A bias assertion of bias in Judge Karin J. Immergut’s recent opinion in Firearms Federation v. Kotek Oregon Alliance for Gun Safety raises a question. What makes an expert witness bias?
Immergut placed a lower weight on the expert testimony of Ashley Hlebinsky. The plaintiff’s witness is the former curator at the Cody Firearms Museum at the Buffalo Bill Center of the West and a current Senior Fellow at the University of Wyoming College of Law’s Firearms Research Center. Despite having hands-on knowledge of historical firearms and an M.A. in history, Immergut dismissed Hlebinsky for lacking “background and training as a historian,” having received awards from the Second Amendment Foundation, and “[p]erhaps most importantly … is married to” a man who derives his income from the firearms industry.
However, Immergut found: “[d]efendants’ experts come from neutral academic backgrounds and possess no economic interest in the sale of LCMs [large-capacity magazines].” “This Court finds the testimony of Defendants’ neutral historical experts to be significantly more credible—and entitled to more weight—than that of Ms. Hlebinsky.” Is having an academic background a predictor of greater objectivity?
Consider Robert Spitzer, the defense’s main witness, who has a Ph.D. in political science and is a professor emeritus at the State University of New York. Dr. Spitzer has been retained as an expert witness to defend many firearm restrictions. How neutral is he to the current Supreme Court precedent decided in New York State Rifle & Pistol Ass’n v. Bruen? Spitzer reacted to the Bruen decision with an article entitled “How the Supreme Court rewrote history to justify its flawed gun decision.” He said the Court’s conclusion that little evidence existed of an early American practice of regulating public carry of firearms meant “not only deliberately overlooking, but also actually contradicting that historical record.” In 2000 Spitzer wrote a law review article stating: “the Second Amendment pertains only to citizen service in a government-organized and regulated militia,” a view emphatically rejected by the Supreme Court in Heller. His article decried that law reviews were publishing too many articles supporting the individual rights view of the Amendment. Spitzer’s piece was published in a symposium issue of the Chicago-Kent Law Review featuring only authors with the collective-rights viewpoint. The issue was financed by the Joyce Foundation. The editor was paid $30,000 and each author got $5,000. Does Spitzer, as a professional witness, have no financial interest in advocating for only one side?

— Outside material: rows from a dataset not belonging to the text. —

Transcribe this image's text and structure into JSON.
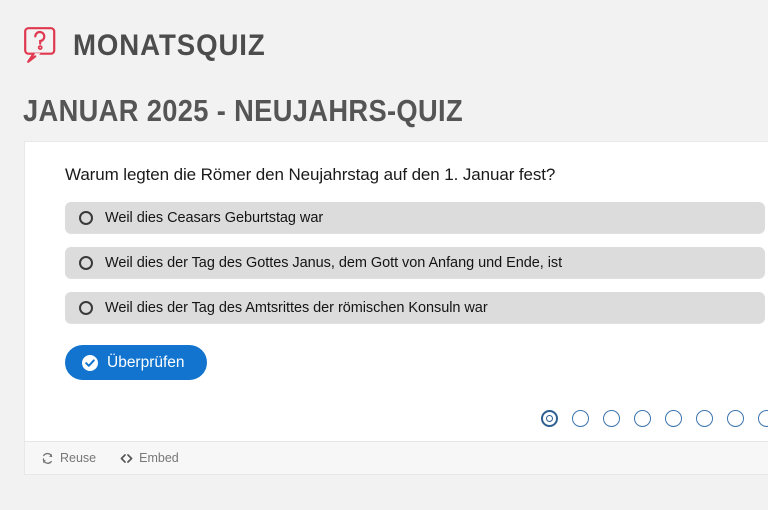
{
  "brand": {
    "icon": "question-speech-bubble-icon",
    "name": "MONATSQUIZ",
    "icon_color": "#e0384f"
  },
  "quiz": {
    "title": "JANUAR 2025 - NEUJAHRS-QUIZ",
    "question": "Warum legten die Römer den Neujahrstag auf den 1. Januar fest?",
    "options": [
      {
        "label": "Weil dies Ceasars Geburtstag war",
        "selected": false
      },
      {
        "label": "Weil dies der Tag des Gottes Janus, dem Gott von Anfang und Ende, ist",
        "selected": false
      },
      {
        "label": "Weil dies der Tag des Amtsrittes der römischen Konsuln war",
        "selected": false
      }
    ],
    "check_button": {
      "label": "Überprüfen",
      "icon": "check-circle-icon",
      "color": "#1274ce"
    }
  },
  "pagination": {
    "total": 8,
    "current": 1,
    "color": "#3b74ae"
  },
  "footer": {
    "reuse_label": "Reuse",
    "reuse_icon": "sync-arrows-icon",
    "embed_label": "Embed",
    "embed_icon": "code-brackets-icon"
  }
}
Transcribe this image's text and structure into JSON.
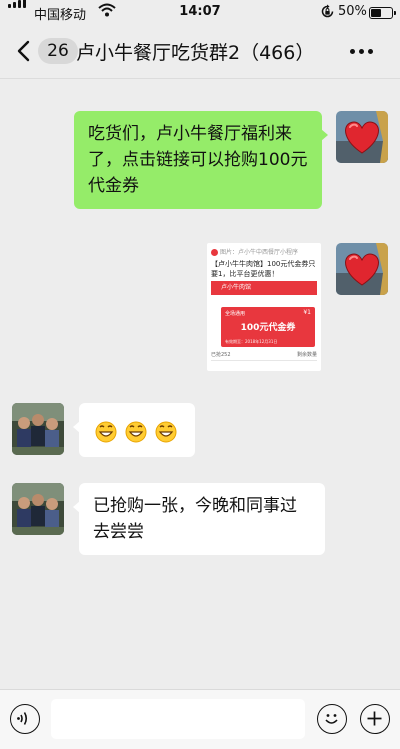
{
  "status_bar": {
    "carrier": "中国移动",
    "time": "14:07",
    "battery_percent": "50%",
    "battery_level": 0.5,
    "icons": [
      "signal-icon",
      "wifi-icon",
      "orientation-lock-icon",
      "battery-icon"
    ]
  },
  "nav": {
    "back_badge": "26",
    "title": "卢小牛餐厅吃货群2（466）",
    "icons": [
      "back-chevron-icon",
      "more-icon"
    ]
  },
  "messages": [
    {
      "side": "out",
      "type": "text",
      "text": "吃货们，卢小牛餐厅福利来了，点击链接可以抢购100元代金券",
      "avatar": "heart-avatar"
    },
    {
      "side": "out",
      "type": "image",
      "avatar": "heart-avatar",
      "card": {
        "source": "图片：卢小牛中西餐厅小程序",
        "headline": "【卢小牛牛肉馆】100元代金券只要1，比平台更优惠！",
        "shop": "卢小牛肉馆",
        "coupon_tag": "全场通用",
        "coupon_yen": "¥1",
        "coupon_value": "100元代金券",
        "coupon_small": "有效期至：2018年12月31日",
        "footer_left": "已抢252",
        "footer_right": "剩余数量"
      }
    },
    {
      "side": "in",
      "type": "emoji",
      "emojis": [
        "grin-emoji",
        "grin-emoji",
        "grin-emoji"
      ],
      "avatar": "group-photo-avatar"
    },
    {
      "side": "in",
      "type": "text",
      "text": "已抢购一张，今晚和同事过去尝尝",
      "avatar": "group-photo-avatar"
    }
  ],
  "bottom_bar": {
    "icons": [
      "voice-icon",
      "emoji-icon",
      "plus-icon"
    ],
    "input_placeholder": ""
  },
  "colors": {
    "background": "#ededed",
    "outgoing_bubble": "#95ec69",
    "incoming_bubble": "#ffffff",
    "coupon_red": "#e8373e"
  }
}
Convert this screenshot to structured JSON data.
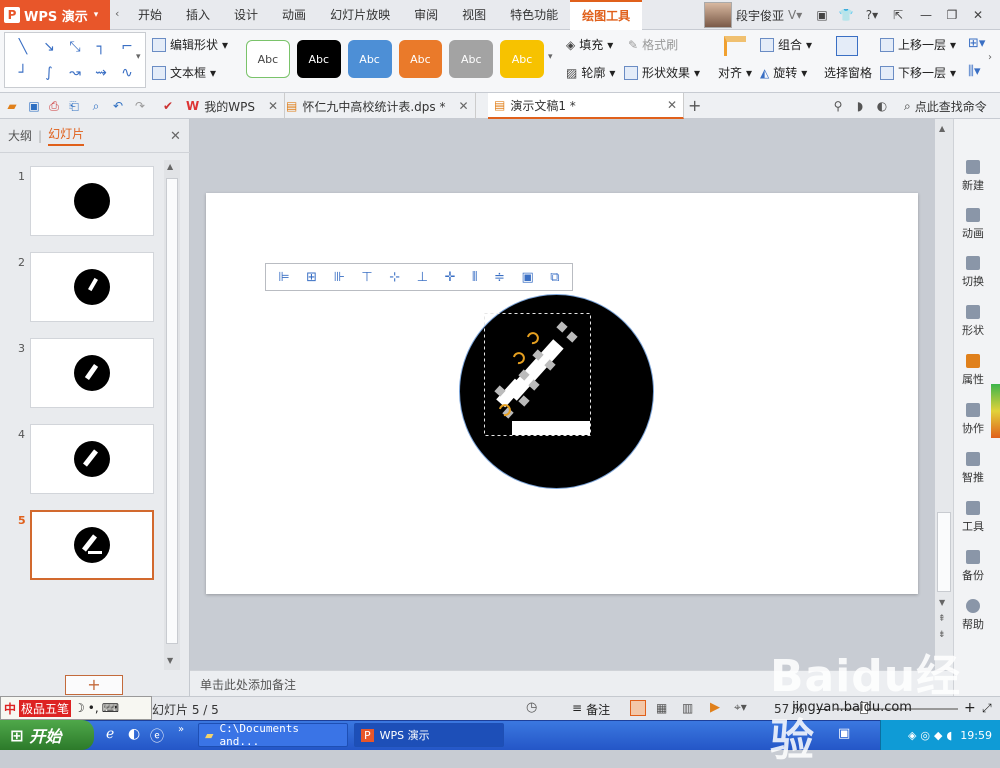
{
  "app": {
    "logo_label": "WPS 演示"
  },
  "menu_tabs": [
    "开始",
    "插入",
    "设计",
    "动画",
    "幻灯片放映",
    "审阅",
    "视图",
    "特色功能",
    "绘图工具"
  ],
  "user": {
    "name": "段宇俊亚"
  },
  "ribbon": {
    "edit_shape": "编辑形状",
    "text_box": "文本框",
    "style_label": "Abc",
    "fill": "填充",
    "format_brush": "格式刷",
    "outline": "轮廓",
    "shape_effect": "形状效果",
    "align": "对齐",
    "group": "组合",
    "rotate": "旋转",
    "selection_pane": "选择窗格",
    "bring_forward": "上移一层",
    "send_backward": "下移一层"
  },
  "colors": {
    "accent": "#e0601b",
    "fill_black": "#000000",
    "blue": "#4d8fd6",
    "orange": "#ea7a2a",
    "gray": "#a3a3a3",
    "yellow": "#f7c200"
  },
  "doc_tabs": [
    "我的WPS",
    "怀仁九中高校统计表.dps *",
    "演示文稿1 *"
  ],
  "search": {
    "placeholder": "点此查找命令"
  },
  "panel": {
    "tab_outline": "大纲",
    "tab_slides": "幻灯片"
  },
  "slides": [
    {
      "num": "1"
    },
    {
      "num": "2"
    },
    {
      "num": "3"
    },
    {
      "num": "4"
    },
    {
      "num": "5"
    }
  ],
  "right_panel": [
    "新建",
    "动画",
    "切换",
    "形状",
    "属性",
    "协作",
    "智推",
    "工具",
    "备份",
    "帮助"
  ],
  "notes": {
    "placeholder": "单击此处添加备注"
  },
  "status": {
    "slide_info": "幻灯片 5 / 5",
    "notes_btn": "备注",
    "zoom": "57 %"
  },
  "ime": {
    "name": "极品五笔"
  },
  "taskbar": {
    "start": "开始",
    "task1": "C:\\Documents and...",
    "task2": "WPS 演示",
    "time": "19:59"
  },
  "watermark": {
    "text": "Baidu经验",
    "sub": "jingyan.baidu.com"
  }
}
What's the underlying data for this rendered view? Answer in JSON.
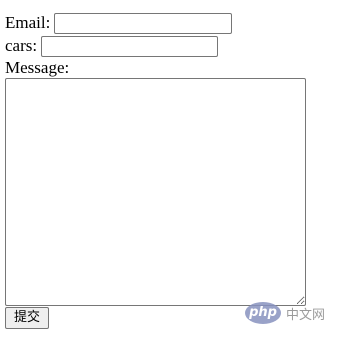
{
  "form": {
    "email_label": "Email:",
    "email_value": "",
    "cars_label": "cars:",
    "cars_value": "",
    "message_label": "Message:",
    "message_value": "",
    "submit_label": "提交"
  },
  "watermark": {
    "logo_text": "php",
    "site_text": "中文网"
  },
  "colors": {
    "input_border": "#767676",
    "button_background": "#efefef",
    "watermark_logo": "#8892bf",
    "watermark_text": "#8a8a8a"
  }
}
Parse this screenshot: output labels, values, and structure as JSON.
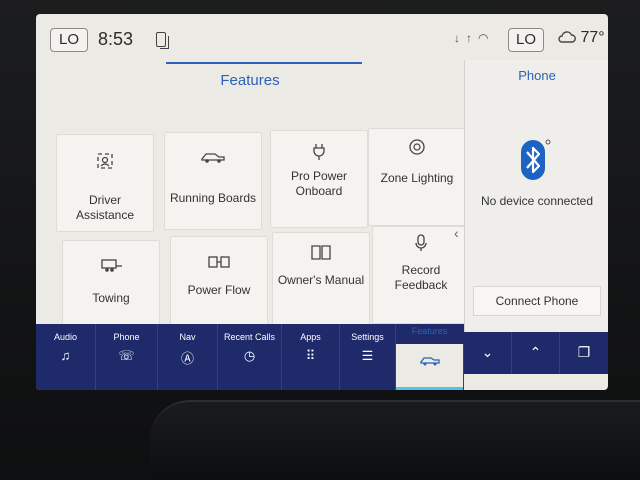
{
  "status": {
    "climate_left": "LO",
    "time": "8:53",
    "climate_right": "LO",
    "temperature": "77°"
  },
  "features": {
    "title": "Features",
    "tiles": [
      {
        "label": "Driver Assistance",
        "icon": "driver-assist-icon"
      },
      {
        "label": "Running Boards",
        "icon": "running-boards-icon"
      },
      {
        "label": "Pro Power Onboard",
        "icon": "power-plug-icon"
      },
      {
        "label": "Zone Lighting",
        "icon": "zone-lighting-icon"
      },
      {
        "label": "Towing",
        "icon": "towing-icon"
      },
      {
        "label": "Power Flow",
        "icon": "power-flow-icon"
      },
      {
        "label": "Owner's Manual",
        "icon": "manual-book-icon"
      },
      {
        "label": "Record Feedback",
        "icon": "microphone-icon"
      }
    ]
  },
  "phone_panel": {
    "title": "Phone",
    "status": "No device connected",
    "connect_label": "Connect Phone"
  },
  "nav": {
    "items": [
      {
        "label": "Audio",
        "icon": "music-note-icon"
      },
      {
        "label": "Phone",
        "icon": "phone-icon"
      },
      {
        "label": "Nav",
        "icon": "navigation-icon"
      },
      {
        "label": "Recent Calls",
        "icon": "clock-icon"
      },
      {
        "label": "Apps",
        "icon": "apps-grid-icon"
      },
      {
        "label": "Settings",
        "icon": "sliders-icon"
      },
      {
        "label": "Features",
        "icon": "truck-icon"
      }
    ],
    "active": "Features"
  },
  "colors": {
    "accent": "#2a62b8",
    "navbar": "#1f2a6b",
    "active_indicator": "#4fc6e6",
    "screen_bg": "#eceae5"
  }
}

I don’t think either side’s witnesses were neutral. That’s not the problem. The way in which one witness was arbitrarily discounted by the judge as biased and that judge undeservedly privileged another as neutral is the bias we should be concerned with.
Eric Shierman lives in Salem and is the author of We were winning when I was there.